11″ W x 14″ H

 Acrylic on canvas board. Framed.

Our mind’s ability to integrate multiple memories allows us to gain insight into experiences. Memory can anchor us, particularly in times of darkness, because we are able to recall past experiences of having endured or been rescued from overwhelming circumstances. 

Exactly how one past memory links with another is still a scientific mystery. This neuron is depicted in the shape of an anchor to reference the concept and cognitive practice of ‘memory anchors’ which aid the brain in boosting recollection, as well as encouraging positive responses internally to circumstances going on outside of us. Along with the scientific connection, is the additional meaning of an anchor as a familiar symbol of faith.

A boat anchor keeps a vessel from floating away much like the presence of a solid faith.

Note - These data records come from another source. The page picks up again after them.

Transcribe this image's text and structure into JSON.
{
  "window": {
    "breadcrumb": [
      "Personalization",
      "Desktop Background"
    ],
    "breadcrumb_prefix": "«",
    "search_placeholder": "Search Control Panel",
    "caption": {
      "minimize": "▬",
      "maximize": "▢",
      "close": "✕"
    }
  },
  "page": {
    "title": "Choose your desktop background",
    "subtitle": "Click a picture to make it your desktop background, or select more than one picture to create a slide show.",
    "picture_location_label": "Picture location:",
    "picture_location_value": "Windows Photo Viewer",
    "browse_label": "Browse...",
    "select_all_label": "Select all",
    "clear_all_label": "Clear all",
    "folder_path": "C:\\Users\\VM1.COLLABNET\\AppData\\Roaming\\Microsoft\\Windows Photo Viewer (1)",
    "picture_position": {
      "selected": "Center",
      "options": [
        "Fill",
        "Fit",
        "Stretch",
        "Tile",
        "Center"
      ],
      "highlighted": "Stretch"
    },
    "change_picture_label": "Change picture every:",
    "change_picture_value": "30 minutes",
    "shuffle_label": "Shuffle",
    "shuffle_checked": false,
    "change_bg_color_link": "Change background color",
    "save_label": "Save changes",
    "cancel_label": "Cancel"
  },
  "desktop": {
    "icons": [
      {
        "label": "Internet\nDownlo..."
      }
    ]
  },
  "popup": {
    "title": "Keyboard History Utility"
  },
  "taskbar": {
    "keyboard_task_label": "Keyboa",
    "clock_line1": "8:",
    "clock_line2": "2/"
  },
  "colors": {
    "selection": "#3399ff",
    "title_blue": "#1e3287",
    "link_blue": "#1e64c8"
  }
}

While a ‘memory anchor’ keeps a memory from doing the same and allows us to connect what we are learning to something we already know. Therefore, when life’s deep tumultuous waters come to overwhelm us, it is necessary to choose to anchor our thoughts in hope and not be swept away by waves of despair.

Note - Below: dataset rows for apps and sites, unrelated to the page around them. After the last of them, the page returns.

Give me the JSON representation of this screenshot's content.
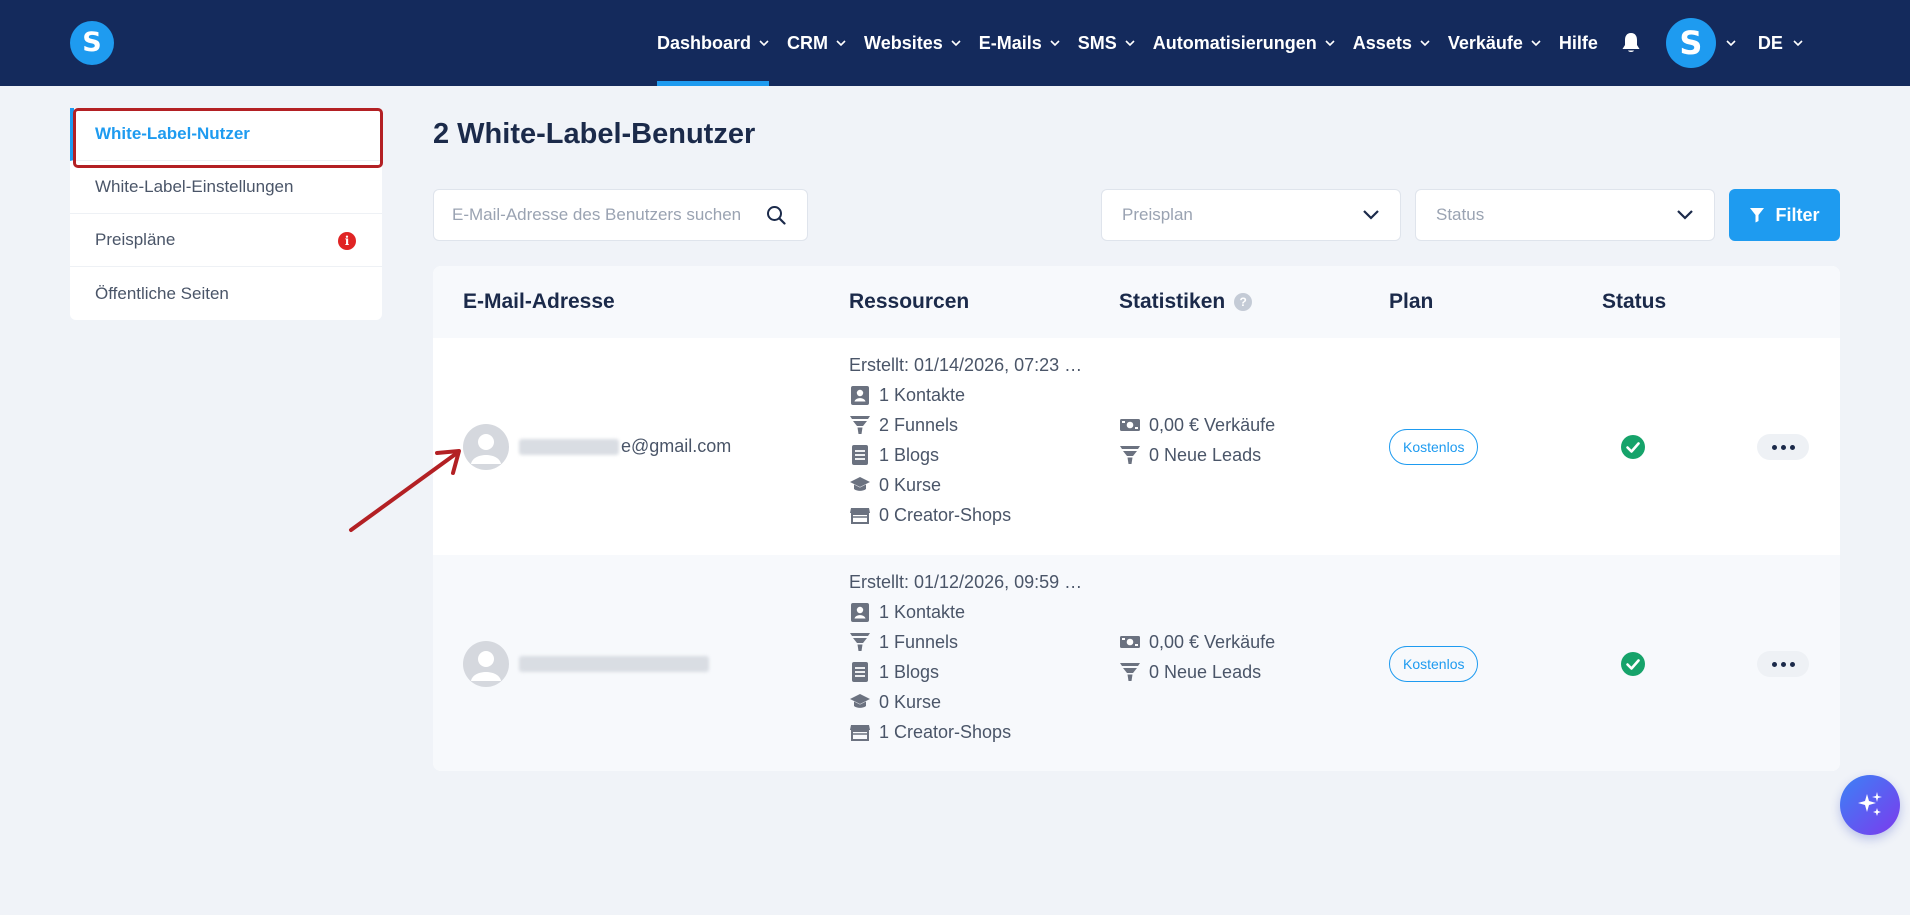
{
  "nav": {
    "logo": "S",
    "items": [
      {
        "label": "Dashboard",
        "has_chevron": true,
        "active": true
      },
      {
        "label": "CRM",
        "has_chevron": true
      },
      {
        "label": "Websites",
        "has_chevron": true
      },
      {
        "label": "E-Mails",
        "has_chevron": true
      },
      {
        "label": "SMS",
        "has_chevron": true
      },
      {
        "label": "Automatisierungen",
        "has_chevron": true
      },
      {
        "label": "Assets",
        "has_chevron": true
      },
      {
        "label": "Verkäufe",
        "has_chevron": true
      },
      {
        "label": "Hilfe",
        "has_chevron": false
      }
    ],
    "avatar": "S",
    "language": "DE"
  },
  "sidebar": {
    "items": [
      {
        "label": "White-Label-Nutzer",
        "active": true
      },
      {
        "label": "White-Label-Einstellungen"
      },
      {
        "label": "Preispläne",
        "badge": "i"
      },
      {
        "label": "Öffentliche Seiten"
      }
    ]
  },
  "main": {
    "title": "2 White-Label-Benutzer",
    "search": {
      "placeholder": "E-Mail-Adresse des Benutzers suchen",
      "value": ""
    },
    "plan_filter": {
      "placeholder": "Preisplan"
    },
    "status_filter": {
      "placeholder": "Status"
    },
    "filter_button": "Filter"
  },
  "table": {
    "headers": {
      "email": "E-Mail-Adresse",
      "resources": "Ressourcen",
      "stats": "Statistiken",
      "stats_help": "?",
      "plan": "Plan",
      "status": "Status"
    },
    "rows": [
      {
        "email_visible": "e@gmail.com",
        "created": "Erstellt: 01/14/2026, 07:23 …",
        "contacts": "1 Kontakte",
        "funnels": "2 Funnels",
        "blogs": "1 Blogs",
        "courses": "0 Kurse",
        "shops": "0 Creator-Shops",
        "sales": "0,00 € Verkäufe",
        "leads": "0 Neue Leads",
        "plan": "Kostenlos",
        "status": "active"
      },
      {
        "email_visible": "",
        "created": "Erstellt: 01/12/2026, 09:59 …",
        "contacts": "1 Kontakte",
        "funnels": "1 Funnels",
        "blogs": "1 Blogs",
        "courses": "0 Kurse",
        "shops": "1 Creator-Shops",
        "sales": "0,00 € Verkäufe",
        "leads": "0 Neue Leads",
        "plan": "Kostenlos",
        "status": "active"
      }
    ]
  },
  "colors": {
    "nav_bg": "#142a5c",
    "accent": "#1e9bf0",
    "success": "#16a36a",
    "alert": "#e02424",
    "highlight": "#b32024"
  }
}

About the Neuron Series

Whenever finding myself in foreign surroundings, I am provoked to create. This doesn’t only have to do with geographical location but also life situations.  This series of paintings has been inspired by the journey my family has walked alongside our daughter who has special needs. In coming to better understand and embrace this reality, I never expected to become so intrigued by the complexity and beauty of the human mind.

I have been amazed to learn that everything we think and feel and do is nearly impossible without the work of neurons and their communication with each other. These neural connections are what make each of us unique. There is an unfathomable complexity in the human mind down to the detail of one miniscule neuron; this I find so very ironic with the reality that we as humans are also only dust.

Further study into the life and death of neurons and the concept of neuro-genesis leaves me amazed and hopeful with the mind’s ability to re-circuit itself in order to overcome inflicted damage.  It has been discovered that even songbirds have the unique ability to lay down neuron pathways in their brains when learning new songs. By changing these songs seasonally, the regeneration of neurons is encouraged.

Through creating this series, I have been reminded that we all have parts of our minds that are untapped and/or in desperate need of healing and redemption. These areas of dysfunction, some more visible than others, require deep restoration. Part of the transformation process is the intentional learning of new ways of thinking and living. What began as a way to understand, cope and hope for the healing of my daughter’s mind, has  developed into a plea for the slumbering areas of my own mind to awake as well, imparting to both of us a new song.